*Entries provided*
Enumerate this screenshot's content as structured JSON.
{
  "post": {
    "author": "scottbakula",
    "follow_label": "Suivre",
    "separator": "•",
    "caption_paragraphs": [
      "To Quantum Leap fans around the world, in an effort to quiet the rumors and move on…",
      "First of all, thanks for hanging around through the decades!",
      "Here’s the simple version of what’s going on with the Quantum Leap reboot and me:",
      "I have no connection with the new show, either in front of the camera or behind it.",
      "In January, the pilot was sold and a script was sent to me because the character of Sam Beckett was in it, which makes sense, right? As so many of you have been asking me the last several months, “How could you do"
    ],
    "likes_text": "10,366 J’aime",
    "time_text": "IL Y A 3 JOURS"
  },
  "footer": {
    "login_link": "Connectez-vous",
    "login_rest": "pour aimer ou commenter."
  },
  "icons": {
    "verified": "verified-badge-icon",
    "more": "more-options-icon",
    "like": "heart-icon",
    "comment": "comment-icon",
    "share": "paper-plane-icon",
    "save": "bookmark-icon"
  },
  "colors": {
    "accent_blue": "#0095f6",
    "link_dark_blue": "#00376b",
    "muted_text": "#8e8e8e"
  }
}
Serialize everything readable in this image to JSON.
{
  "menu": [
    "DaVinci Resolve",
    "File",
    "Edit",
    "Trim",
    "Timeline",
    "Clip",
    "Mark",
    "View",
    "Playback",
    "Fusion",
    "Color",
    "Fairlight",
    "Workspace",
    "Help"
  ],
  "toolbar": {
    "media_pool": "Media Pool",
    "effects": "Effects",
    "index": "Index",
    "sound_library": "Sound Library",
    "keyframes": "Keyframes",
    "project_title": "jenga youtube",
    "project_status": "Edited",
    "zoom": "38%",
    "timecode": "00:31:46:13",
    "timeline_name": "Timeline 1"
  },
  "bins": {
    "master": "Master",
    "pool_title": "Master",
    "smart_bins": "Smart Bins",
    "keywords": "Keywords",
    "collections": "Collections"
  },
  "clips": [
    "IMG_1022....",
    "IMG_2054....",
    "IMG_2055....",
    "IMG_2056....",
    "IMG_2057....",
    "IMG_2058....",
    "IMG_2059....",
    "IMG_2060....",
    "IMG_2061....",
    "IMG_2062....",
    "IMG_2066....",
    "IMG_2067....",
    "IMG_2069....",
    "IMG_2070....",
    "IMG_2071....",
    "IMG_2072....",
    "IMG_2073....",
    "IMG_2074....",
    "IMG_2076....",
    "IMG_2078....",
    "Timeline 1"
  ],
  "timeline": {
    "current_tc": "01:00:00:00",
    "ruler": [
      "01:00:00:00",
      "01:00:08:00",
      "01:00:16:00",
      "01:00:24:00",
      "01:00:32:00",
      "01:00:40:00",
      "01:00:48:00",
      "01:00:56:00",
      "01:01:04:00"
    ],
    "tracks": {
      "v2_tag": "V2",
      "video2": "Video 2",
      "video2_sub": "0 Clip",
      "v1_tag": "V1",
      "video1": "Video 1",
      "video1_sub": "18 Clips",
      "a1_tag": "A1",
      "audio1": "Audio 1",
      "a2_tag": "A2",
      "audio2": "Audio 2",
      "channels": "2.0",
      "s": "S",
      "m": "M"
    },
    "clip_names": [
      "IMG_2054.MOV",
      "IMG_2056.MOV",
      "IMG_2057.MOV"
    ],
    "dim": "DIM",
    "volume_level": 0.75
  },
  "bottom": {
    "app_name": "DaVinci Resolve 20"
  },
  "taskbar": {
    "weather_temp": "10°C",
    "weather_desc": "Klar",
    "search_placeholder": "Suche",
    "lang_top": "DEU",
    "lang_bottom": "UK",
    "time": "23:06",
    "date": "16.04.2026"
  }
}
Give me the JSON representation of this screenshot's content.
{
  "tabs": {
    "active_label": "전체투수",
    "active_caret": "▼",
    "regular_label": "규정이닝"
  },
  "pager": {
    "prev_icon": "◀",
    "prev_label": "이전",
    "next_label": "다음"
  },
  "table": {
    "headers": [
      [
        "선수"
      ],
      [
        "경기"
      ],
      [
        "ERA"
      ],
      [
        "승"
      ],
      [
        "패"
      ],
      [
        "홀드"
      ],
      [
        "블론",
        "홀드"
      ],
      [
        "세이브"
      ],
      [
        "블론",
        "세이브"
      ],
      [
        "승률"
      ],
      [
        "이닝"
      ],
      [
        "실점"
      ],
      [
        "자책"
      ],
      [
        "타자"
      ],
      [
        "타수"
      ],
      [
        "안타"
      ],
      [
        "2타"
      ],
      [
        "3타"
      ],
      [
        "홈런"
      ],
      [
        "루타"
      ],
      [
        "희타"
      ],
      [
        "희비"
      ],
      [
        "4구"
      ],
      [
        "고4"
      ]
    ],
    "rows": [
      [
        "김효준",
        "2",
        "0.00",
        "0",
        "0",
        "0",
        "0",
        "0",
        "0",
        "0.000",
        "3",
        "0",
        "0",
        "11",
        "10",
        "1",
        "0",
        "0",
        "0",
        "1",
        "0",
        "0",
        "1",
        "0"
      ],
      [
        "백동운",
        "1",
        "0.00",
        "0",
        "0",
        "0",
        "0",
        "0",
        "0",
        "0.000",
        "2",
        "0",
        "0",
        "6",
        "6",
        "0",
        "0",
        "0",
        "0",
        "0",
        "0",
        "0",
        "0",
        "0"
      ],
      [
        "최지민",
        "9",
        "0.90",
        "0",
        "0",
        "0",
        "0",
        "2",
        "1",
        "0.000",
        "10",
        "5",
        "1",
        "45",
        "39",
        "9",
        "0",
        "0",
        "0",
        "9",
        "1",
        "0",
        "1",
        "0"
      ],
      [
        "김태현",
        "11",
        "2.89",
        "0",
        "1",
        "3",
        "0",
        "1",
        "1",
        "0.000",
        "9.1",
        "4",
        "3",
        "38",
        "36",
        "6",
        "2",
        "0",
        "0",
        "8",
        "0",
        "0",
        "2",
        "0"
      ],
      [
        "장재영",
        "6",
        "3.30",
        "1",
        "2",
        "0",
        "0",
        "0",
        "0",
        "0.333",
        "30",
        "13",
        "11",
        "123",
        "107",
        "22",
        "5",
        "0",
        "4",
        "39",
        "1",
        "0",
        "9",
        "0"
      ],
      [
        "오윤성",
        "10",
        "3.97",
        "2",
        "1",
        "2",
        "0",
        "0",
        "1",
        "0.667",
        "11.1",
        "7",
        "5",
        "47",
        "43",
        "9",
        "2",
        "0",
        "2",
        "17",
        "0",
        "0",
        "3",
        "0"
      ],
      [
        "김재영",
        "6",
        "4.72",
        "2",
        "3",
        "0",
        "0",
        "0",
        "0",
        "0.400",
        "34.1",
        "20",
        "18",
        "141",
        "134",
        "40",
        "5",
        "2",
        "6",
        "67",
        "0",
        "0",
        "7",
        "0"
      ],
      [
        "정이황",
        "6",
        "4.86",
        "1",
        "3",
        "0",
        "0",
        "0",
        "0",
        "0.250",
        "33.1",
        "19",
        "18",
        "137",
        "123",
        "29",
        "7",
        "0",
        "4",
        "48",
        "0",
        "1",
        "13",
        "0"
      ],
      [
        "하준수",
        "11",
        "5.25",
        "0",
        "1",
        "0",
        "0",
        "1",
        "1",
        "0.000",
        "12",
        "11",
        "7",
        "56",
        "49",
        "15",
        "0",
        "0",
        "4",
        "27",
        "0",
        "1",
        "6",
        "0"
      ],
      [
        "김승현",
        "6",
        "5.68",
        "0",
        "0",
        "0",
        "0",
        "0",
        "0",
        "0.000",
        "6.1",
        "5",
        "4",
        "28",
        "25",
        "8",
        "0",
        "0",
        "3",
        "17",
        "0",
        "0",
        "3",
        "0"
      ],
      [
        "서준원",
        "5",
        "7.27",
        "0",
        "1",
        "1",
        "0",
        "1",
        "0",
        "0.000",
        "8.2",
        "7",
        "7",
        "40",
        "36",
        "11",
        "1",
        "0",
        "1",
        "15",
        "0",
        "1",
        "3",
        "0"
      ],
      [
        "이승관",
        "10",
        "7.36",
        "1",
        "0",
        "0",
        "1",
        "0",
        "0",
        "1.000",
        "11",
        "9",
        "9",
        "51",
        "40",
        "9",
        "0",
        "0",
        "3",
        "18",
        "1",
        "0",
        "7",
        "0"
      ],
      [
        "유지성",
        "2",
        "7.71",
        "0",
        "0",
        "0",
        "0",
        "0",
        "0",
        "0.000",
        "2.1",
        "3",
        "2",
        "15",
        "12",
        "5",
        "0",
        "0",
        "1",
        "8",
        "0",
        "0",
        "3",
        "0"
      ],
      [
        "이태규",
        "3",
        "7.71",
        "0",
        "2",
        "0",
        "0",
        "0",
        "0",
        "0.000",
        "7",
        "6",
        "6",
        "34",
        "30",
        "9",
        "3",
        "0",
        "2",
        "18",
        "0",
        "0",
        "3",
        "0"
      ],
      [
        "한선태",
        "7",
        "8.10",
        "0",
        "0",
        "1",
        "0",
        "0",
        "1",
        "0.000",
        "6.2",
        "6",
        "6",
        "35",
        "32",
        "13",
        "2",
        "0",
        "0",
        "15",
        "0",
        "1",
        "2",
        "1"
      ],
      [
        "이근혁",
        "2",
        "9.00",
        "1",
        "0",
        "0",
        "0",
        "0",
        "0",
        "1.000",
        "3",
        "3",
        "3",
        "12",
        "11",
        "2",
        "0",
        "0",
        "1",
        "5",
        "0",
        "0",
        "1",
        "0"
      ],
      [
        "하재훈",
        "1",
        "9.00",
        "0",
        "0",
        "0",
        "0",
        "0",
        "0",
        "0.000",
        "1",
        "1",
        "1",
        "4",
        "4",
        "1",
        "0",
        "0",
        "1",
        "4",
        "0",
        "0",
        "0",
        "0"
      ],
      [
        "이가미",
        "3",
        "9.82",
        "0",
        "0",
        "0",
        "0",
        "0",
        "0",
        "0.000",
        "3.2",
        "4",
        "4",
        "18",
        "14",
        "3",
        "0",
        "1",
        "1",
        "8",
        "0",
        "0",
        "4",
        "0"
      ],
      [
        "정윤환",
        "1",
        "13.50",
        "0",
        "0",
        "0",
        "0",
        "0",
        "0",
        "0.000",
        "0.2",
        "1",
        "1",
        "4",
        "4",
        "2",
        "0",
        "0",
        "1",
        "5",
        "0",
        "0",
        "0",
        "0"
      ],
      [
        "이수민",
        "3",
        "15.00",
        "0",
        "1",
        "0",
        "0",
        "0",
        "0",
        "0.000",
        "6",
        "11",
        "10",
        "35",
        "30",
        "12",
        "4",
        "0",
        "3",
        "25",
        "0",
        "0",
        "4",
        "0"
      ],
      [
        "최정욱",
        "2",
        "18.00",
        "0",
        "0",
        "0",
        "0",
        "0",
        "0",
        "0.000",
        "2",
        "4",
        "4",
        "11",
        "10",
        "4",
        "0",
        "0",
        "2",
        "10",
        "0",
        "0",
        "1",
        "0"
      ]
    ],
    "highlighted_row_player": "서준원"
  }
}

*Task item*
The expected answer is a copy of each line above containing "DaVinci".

*Written solution*
    "DaVinci Resolve",
    "app_name": "DaVinci Resolve 20"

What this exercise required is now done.